WORK REQUIRED: Print the records below exactly, leaving out nothing.

Web page and app entries:
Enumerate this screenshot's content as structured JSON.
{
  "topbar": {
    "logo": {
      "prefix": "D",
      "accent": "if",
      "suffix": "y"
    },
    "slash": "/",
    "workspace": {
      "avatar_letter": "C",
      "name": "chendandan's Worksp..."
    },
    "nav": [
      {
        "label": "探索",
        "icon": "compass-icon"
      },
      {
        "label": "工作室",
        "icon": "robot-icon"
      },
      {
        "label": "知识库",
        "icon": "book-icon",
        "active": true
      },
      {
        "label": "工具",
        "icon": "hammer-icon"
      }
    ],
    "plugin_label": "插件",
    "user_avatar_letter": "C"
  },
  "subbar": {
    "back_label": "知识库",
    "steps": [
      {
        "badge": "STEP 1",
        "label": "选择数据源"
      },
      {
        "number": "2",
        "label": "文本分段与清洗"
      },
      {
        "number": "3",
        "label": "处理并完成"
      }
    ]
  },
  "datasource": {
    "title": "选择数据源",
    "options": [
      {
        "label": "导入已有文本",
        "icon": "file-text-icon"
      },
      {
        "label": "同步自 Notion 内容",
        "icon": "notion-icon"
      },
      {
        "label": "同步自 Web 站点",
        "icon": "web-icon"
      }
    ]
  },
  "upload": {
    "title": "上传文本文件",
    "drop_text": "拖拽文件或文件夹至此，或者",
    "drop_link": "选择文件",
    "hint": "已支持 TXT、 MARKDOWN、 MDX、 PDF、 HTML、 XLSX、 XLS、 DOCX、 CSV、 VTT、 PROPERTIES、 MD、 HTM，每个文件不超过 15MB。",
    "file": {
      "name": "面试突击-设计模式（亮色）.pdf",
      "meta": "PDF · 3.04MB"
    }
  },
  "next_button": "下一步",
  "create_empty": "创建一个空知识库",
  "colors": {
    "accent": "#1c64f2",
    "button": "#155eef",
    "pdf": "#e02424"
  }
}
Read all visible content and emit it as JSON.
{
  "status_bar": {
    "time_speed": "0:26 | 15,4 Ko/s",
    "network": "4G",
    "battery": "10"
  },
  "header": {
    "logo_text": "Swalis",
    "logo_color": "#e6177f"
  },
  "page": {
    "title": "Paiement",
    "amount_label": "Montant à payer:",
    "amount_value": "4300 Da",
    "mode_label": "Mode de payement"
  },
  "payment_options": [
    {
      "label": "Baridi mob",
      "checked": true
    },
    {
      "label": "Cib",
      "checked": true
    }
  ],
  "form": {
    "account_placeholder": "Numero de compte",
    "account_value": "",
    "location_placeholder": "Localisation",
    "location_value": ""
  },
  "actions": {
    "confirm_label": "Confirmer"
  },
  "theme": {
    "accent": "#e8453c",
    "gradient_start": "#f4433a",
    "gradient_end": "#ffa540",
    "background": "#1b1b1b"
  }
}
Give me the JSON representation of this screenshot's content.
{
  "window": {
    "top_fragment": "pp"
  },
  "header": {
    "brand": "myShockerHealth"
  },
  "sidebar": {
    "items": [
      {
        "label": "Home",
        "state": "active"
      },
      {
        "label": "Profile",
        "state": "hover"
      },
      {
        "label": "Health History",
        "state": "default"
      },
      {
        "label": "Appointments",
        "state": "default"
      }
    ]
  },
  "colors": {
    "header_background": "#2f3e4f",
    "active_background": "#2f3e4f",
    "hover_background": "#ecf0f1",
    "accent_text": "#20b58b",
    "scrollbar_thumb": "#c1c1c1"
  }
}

ANSWER BELOW:
Enumerate this screenshot's content as structured JSON.
{
  "topbar": {
    "logo": {
      "prefix": "D",
      "accent": "if",
      "suffix": "y"
    },
    "slash": "/",
    "workspace": {
      "avatar_letter": "C",
      "name": "chendandan's Worksp..."
    },
    "nav": [
      {
        "label": "探索",
        "icon": "compass-icon"
      },
      {
        "label": "工作室",
        "icon": "robot-icon"
      },
      {
        "label": "知识库",
        "icon": "book-icon",
        "active": true
      },
      {
        "label": "工具",
        "icon": "hammer-icon"
      }
    ],
    "plugin_label": "插件",
    "user_avatar_letter": "C"
  },
  "subbar": {
    "back_label": "知识库",
    "steps": [
      {
        "badge": "STEP 1",
        "label": "选择数据源"
      },
      {
        "number": "2",
        "label": "文本分段与清洗"
      },
      {
        "number": "3",
        "label": "处理并完成"
      }
    ]
  },
  "datasource": {
    "title": "选择数据源",
    "options": [
      {
        "label": "导入已有文本",
        "icon": "file-text-icon"
      },
      {
        "label": "同步自 Notion 内容",
        "icon": "notion-icon"
      },
      {
        "label": "同步自 Web 站点",
        "icon": "web-icon"
      }
    ]
  },
  "upload": {
    "title": "上传文本文件",
    "drop_text": "拖拽文件或文件夹至此，或者",
    "drop_link": "选择文件",
    "hint": "已支持 TXT、 MARKDOWN、 MDX、 PDF、 HTML、 XLSX、 XLS、 DOCX、 CSV、 VTT、 PROPERTIES、 MD、 HTM，每个文件不超过 15MB。",
    "file": {
      "name": "面试突击-设计模式（亮色）.pdf",
      "meta": "PDF · 3.04MB"
    }
  },
  "next_button": "下一步",
  "create_empty": "创建一个空知识库",
  "colors": {
    "accent": "#1c64f2",
    "button": "#155eef",
    "pdf": "#e02424"
  }
}
Read all visible content and emit it as JSON.
{
  "status_bar": {
    "time_speed": "0:26 | 15,4 Ko/s",
    "network": "4G",
    "battery": "10"
  },
  "header": {
    "logo_text": "Swalis",
    "logo_color": "#e6177f"
  },
  "page": {
    "title": "Paiement",
    "amount_label": "Montant à payer:",
    "amount_value": "4300 Da",
    "mode_label": "Mode de payement"
  },
  "payment_options": [
    {
      "label": "Baridi mob",
      "checked": true
    },
    {
      "label": "Cib",
      "checked": true
    }
  ],
  "form": {
    "account_placeholder": "Numero de compte",
    "account_value": "",
    "location_placeholder": "Localisation",
    "location_value": ""
  },
  "actions": {
    "confirm_label": "Confirmer"
  },
  "theme": {
    "accent": "#e8453c",
    "gradient_start": "#f4433a",
    "gradient_end": "#ffa540",
    "background": "#1b1b1b"
  }
}
Give me the JSON representation of this screenshot's content.
{
  "window": {
    "top_fragment": "pp"
  },
  "header": {
    "brand": "myShockerHealth"
  },
  "sidebar": {
    "items": [
      {
        "label": "Home",
        "state": "active"
      },
      {
        "label": "Profile",
        "state": "hover"
      },
      {
        "label": "Health History",
        "state": "default"
      },
      {
        "label": "Appointments",
        "state": "default"
      }
    ]
  },
  "colors": {
    "header_background": "#2f3e4f",
    "active_background": "#2f3e4f",
    "hover_background": "#ecf0f1",
    "accent_text": "#20b58b",
    "scrollbar_thumb": "#c1c1c1"
  }
}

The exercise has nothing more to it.